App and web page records
BEGIN
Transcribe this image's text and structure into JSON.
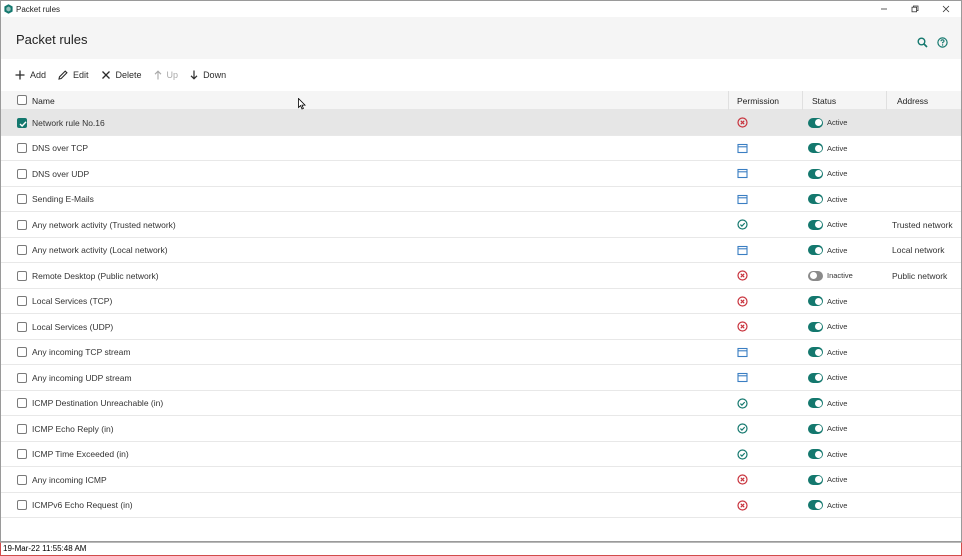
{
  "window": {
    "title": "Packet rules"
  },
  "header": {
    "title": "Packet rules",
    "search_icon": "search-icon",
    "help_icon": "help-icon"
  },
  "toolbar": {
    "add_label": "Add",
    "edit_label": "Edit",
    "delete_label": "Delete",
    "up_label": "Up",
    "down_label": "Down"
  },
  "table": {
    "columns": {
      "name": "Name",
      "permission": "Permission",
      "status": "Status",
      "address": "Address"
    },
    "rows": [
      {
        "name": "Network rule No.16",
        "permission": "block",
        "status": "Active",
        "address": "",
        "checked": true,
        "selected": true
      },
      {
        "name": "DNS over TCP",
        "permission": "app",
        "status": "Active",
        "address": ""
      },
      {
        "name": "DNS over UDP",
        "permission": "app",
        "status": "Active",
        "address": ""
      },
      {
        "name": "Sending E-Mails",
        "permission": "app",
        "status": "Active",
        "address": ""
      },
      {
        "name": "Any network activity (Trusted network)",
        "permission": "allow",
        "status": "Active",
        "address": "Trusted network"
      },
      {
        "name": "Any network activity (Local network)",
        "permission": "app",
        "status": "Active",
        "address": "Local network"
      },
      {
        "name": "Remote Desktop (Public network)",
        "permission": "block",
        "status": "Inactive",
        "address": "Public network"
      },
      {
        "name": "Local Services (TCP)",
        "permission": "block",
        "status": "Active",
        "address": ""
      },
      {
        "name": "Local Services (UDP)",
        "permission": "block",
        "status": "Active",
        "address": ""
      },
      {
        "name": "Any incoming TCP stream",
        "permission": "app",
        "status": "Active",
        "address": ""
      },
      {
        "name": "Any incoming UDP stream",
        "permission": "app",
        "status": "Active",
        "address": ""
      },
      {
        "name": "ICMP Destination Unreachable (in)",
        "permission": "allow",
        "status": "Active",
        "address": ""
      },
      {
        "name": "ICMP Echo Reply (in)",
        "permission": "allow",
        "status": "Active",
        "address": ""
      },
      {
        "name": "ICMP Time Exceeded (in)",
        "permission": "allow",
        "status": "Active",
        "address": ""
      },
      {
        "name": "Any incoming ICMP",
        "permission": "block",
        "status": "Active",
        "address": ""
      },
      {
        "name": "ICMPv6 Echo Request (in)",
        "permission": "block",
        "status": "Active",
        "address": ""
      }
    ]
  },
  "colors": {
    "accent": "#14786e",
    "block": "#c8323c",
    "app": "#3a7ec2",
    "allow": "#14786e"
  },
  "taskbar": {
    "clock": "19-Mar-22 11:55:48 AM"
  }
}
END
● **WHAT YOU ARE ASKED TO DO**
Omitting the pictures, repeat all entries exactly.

● **COMPLETED TASK**
Transcribe this image's text and structure into JSON.
{
  "window": {
    "title": "Packet rules"
  },
  "header": {
    "title": "Packet rules",
    "search_icon": "search-icon",
    "help_icon": "help-icon"
  },
  "toolbar": {
    "add_label": "Add",
    "edit_label": "Edit",
    "delete_label": "Delete",
    "up_label": "Up",
    "down_label": "Down"
  },
  "table": {
    "columns": {
      "name": "Name",
      "permission": "Permission",
      "status": "Status",
      "address": "Address"
    },
    "rows": [
      {
        "name": "Network rule No.16",
        "permission": "block",
        "status": "Active",
        "address": "",
        "checked": true,
        "selected": true
      },
      {
        "name": "DNS over TCP",
        "permission": "app",
        "status": "Active",
        "address": ""
      },
      {
        "name": "DNS over UDP",
        "permission": "app",
        "status": "Active",
        "address": ""
      },
      {
        "name": "Sending E-Mails",
        "permission": "app",
        "status": "Active",
        "address": ""
      },
      {
        "name": "Any network activity (Trusted network)",
        "permission": "allow",
        "status": "Active",
        "address": "Trusted network"
      },
      {
        "name": "Any network activity (Local network)",
        "permission": "app",
        "status": "Active",
        "address": "Local network"
      },
      {
        "name": "Remote Desktop (Public network)",
        "permission": "block",
        "status": "Inactive",
        "address": "Public network"
      },
      {
        "name": "Local Services (TCP)",
        "permission": "block",
        "status": "Active",
        "address": ""
      },
      {
        "name": "Local Services (UDP)",
        "permission": "block",
        "status": "Active",
        "address": ""
      },
      {
        "name": "Any incoming TCP stream",
        "permission": "app",
        "status": "Active",
        "address": ""
      },
      {
        "name": "Any incoming UDP stream",
        "permission": "app",
        "status": "Active",
        "address": ""
      },
      {
        "name": "ICMP Destination Unreachable (in)",
        "permission": "allow",
        "status": "Active",
        "address": ""
      },
      {
        "name": "ICMP Echo Reply (in)",
        "permission": "allow",
        "status": "Active",
        "address": ""
      },
      {
        "name": "ICMP Time Exceeded (in)",
        "permission": "allow",
        "status": "Active",
        "address": ""
      },
      {
        "name": "Any incoming ICMP",
        "permission": "block",
        "status": "Active",
        "address": ""
      },
      {
        "name": "ICMPv6 Echo Request (in)",
        "permission": "block",
        "status": "Active",
        "address": ""
      }
    ]
  },
  "colors": {
    "accent": "#14786e",
    "block": "#c8323c",
    "app": "#3a7ec2",
    "allow": "#14786e"
  },
  "taskbar": {
    "clock": "19-Mar-22 11:55:48 AM"
  }
}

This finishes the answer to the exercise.